    Rugge M, Fassan M, Zaninotto G, Pizzi M, Giacomelli L, Battaglia G, et al. Aurora kinase A in Barrett’s carcinogenesis. Hum Pathol. 2010;41:1380–6.CrossRefPubMedGoogle Scholar
  33. 33.
    Katsha A, Soutto M, Sehdev V, Peng D, Washington MK, Piazuelo MB, et al. Aurora kinase A promotes inflammation and tumorigenesis in mice and human gastric neoplasia. Gastroenterology. 2013;145:1312–22. e1311-1318.CrossRefPubMedGoogle Scholar
  34. 34.
    Mariadason JM. HDACs and HDAC inhibitors in colon cancer. Epigenetics. 2008;3:28–37.CrossRefPubMedGoogle Scholar
  35. 35.
    Winawer SJ, Zauber AG, Gerdes H, O’Brien MJ, Gottlieb LS, Sternberg SS, et al. Risk of colorectal cancer in the families of patients with adenomatous polyps. National Polyp Study Workgroup. N Engl J Med. 1996;334:82–7.CrossRefPubMedGoogle Scholar
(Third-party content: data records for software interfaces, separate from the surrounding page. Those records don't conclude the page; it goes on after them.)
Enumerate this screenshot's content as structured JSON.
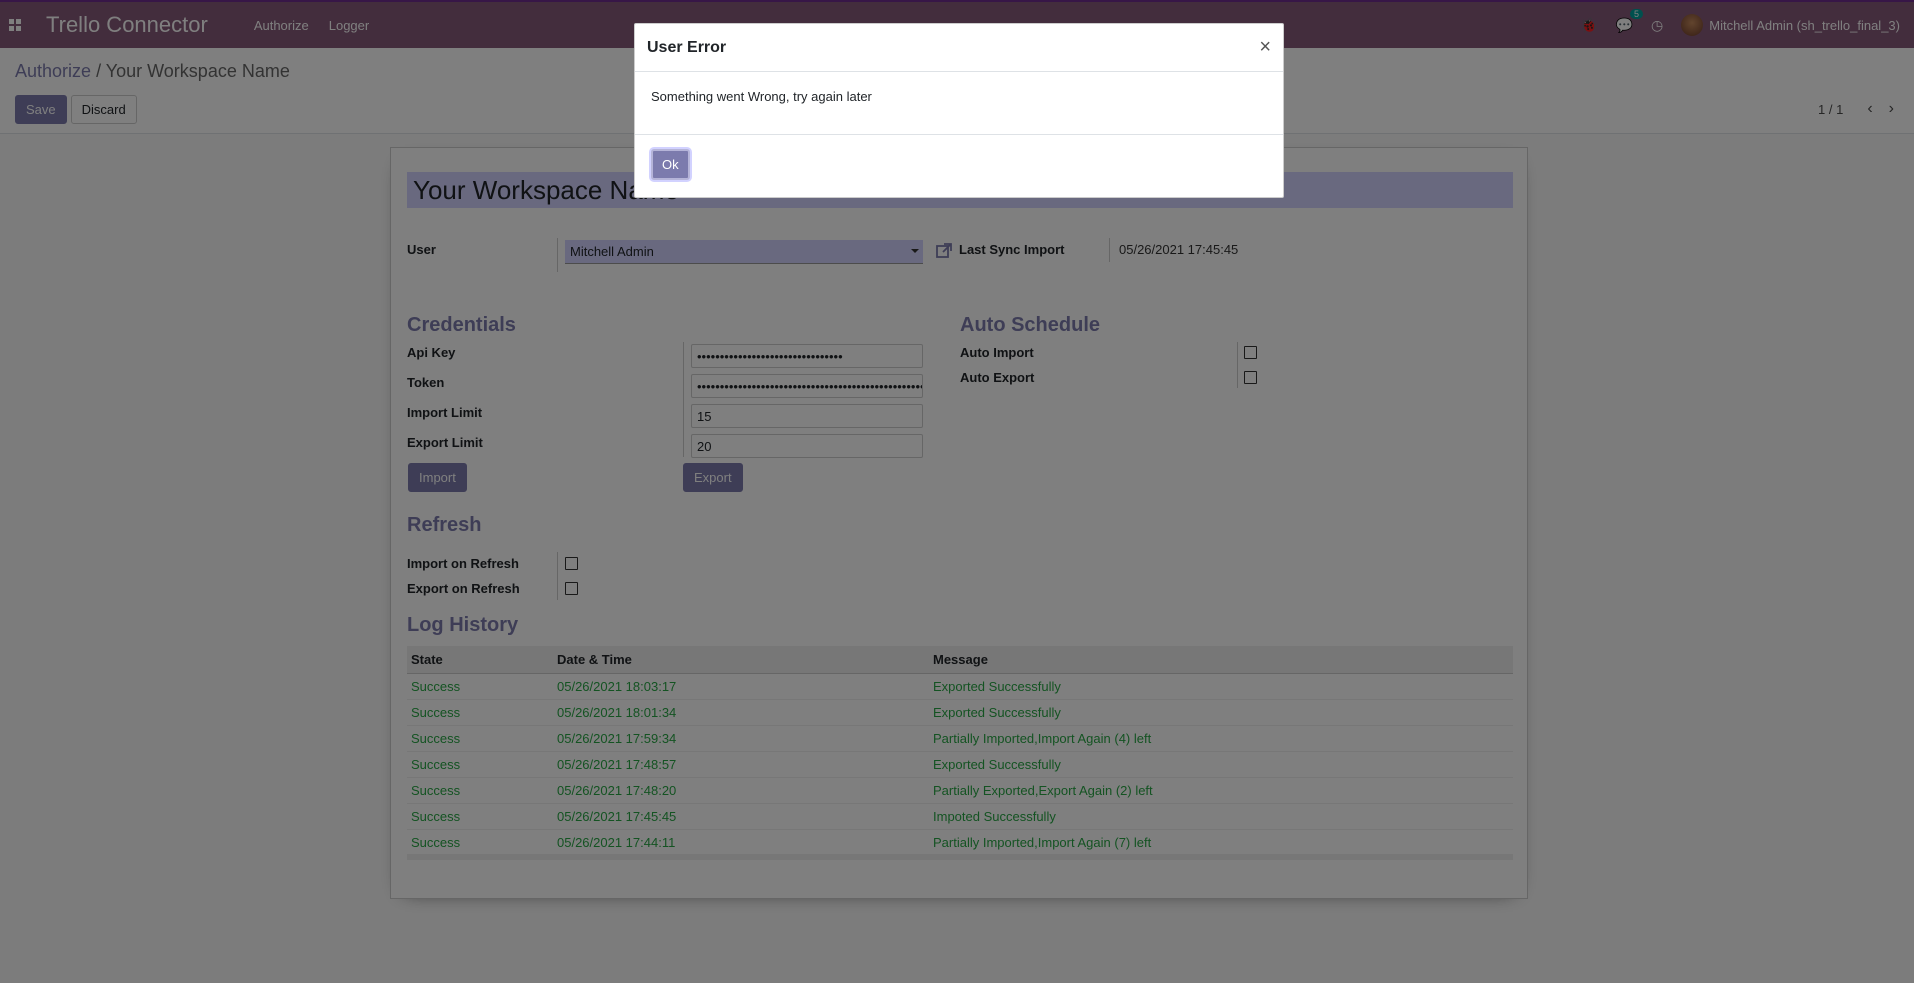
{
  "navbar": {
    "brand": "Trello Connector",
    "menu": [
      "Authorize",
      "Logger"
    ],
    "message_count": "5",
    "user_name": "Mitchell Admin (sh_trello_final_3)"
  },
  "control_panel": {
    "breadcrumb_parent": "Authorize",
    "breadcrumb_separator": "/",
    "breadcrumb_current": "Your Workspace Name",
    "save_label": "Save",
    "discard_label": "Discard",
    "pager": "1 / 1"
  },
  "form": {
    "name": "Your Workspace Name",
    "user_label": "User",
    "user_value": "Mitchell Admin",
    "last_sync_label": "Last Sync Import",
    "last_sync_value": "05/26/2021 17:45:45",
    "credentials_title": "Credentials",
    "api_key_label": "Api Key",
    "api_key_value": "••••••••••••••••••••••••••••••••",
    "token_label": "Token",
    "token_value": "••••••••••••••••••••••••••••••••••••••••••••••••••••",
    "import_limit_label": "Import Limit",
    "import_limit_value": "15",
    "export_limit_label": "Export Limit",
    "export_limit_value": "20",
    "import_button": "Import",
    "export_button": "Export",
    "auto_schedule_title": "Auto Schedule",
    "auto_import_label": "Auto Import",
    "auto_export_label": "Auto Export",
    "refresh_title": "Refresh",
    "import_on_refresh_label": "Import on Refresh",
    "export_on_refresh_label": "Export on Refresh",
    "log_history_title": "Log History"
  },
  "log_table": {
    "headers": [
      "State",
      "Date & Time",
      "Message"
    ],
    "rows": [
      [
        "Success",
        "05/26/2021 18:03:17",
        "Exported Successfully"
      ],
      [
        "Success",
        "05/26/2021 18:01:34",
        "Exported Successfully"
      ],
      [
        "Success",
        "05/26/2021 17:59:34",
        "Partially Imported,Import Again (4) left"
      ],
      [
        "Success",
        "05/26/2021 17:48:57",
        "Exported Successfully"
      ],
      [
        "Success",
        "05/26/2021 17:48:20",
        "Partially Exported,Export Again (2) left"
      ],
      [
        "Success",
        "05/26/2021 17:45:45",
        "Impoted Successfully"
      ],
      [
        "Success",
        "05/26/2021 17:44:11",
        "Partially Imported,Import Again (7) left"
      ]
    ]
  },
  "modal": {
    "title": "User Error",
    "close": "×",
    "message": "Something went Wrong, try again later",
    "ok_label": "Ok"
  },
  "colors": {
    "navbar": "#875a7b",
    "accent": "#7c7bad",
    "success": "#28a745"
  }
}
Copyright information

© International Society of Oncology and BioMarkers (ISOBM) 2015

Authors and Affiliations

  • Elmas Kasap
    • 1
  • Emre Gerceker
    • 1
  • Seda Örenay Boyacıoglu
    • 2
  • Hakan Yuceyar
    • 1
  • Hatice Yıldırm
    • 2
  • Semin Ayhan
    • 3
  • Mehmet Korkmaz
    • 2
  1. 1.Department of Gastroenterology, Medical FacultyCelal Bayar UniversityManisaTurkey
  2. 2.Department of Medical Genetics and Medical Biology, Medical FacultyCelal Bayar UniversityManisaTurkey
  3. 3.Department of Pathology, Medical FacultyCelal Bayar UniversityManisaTurkey

Personalised recommendations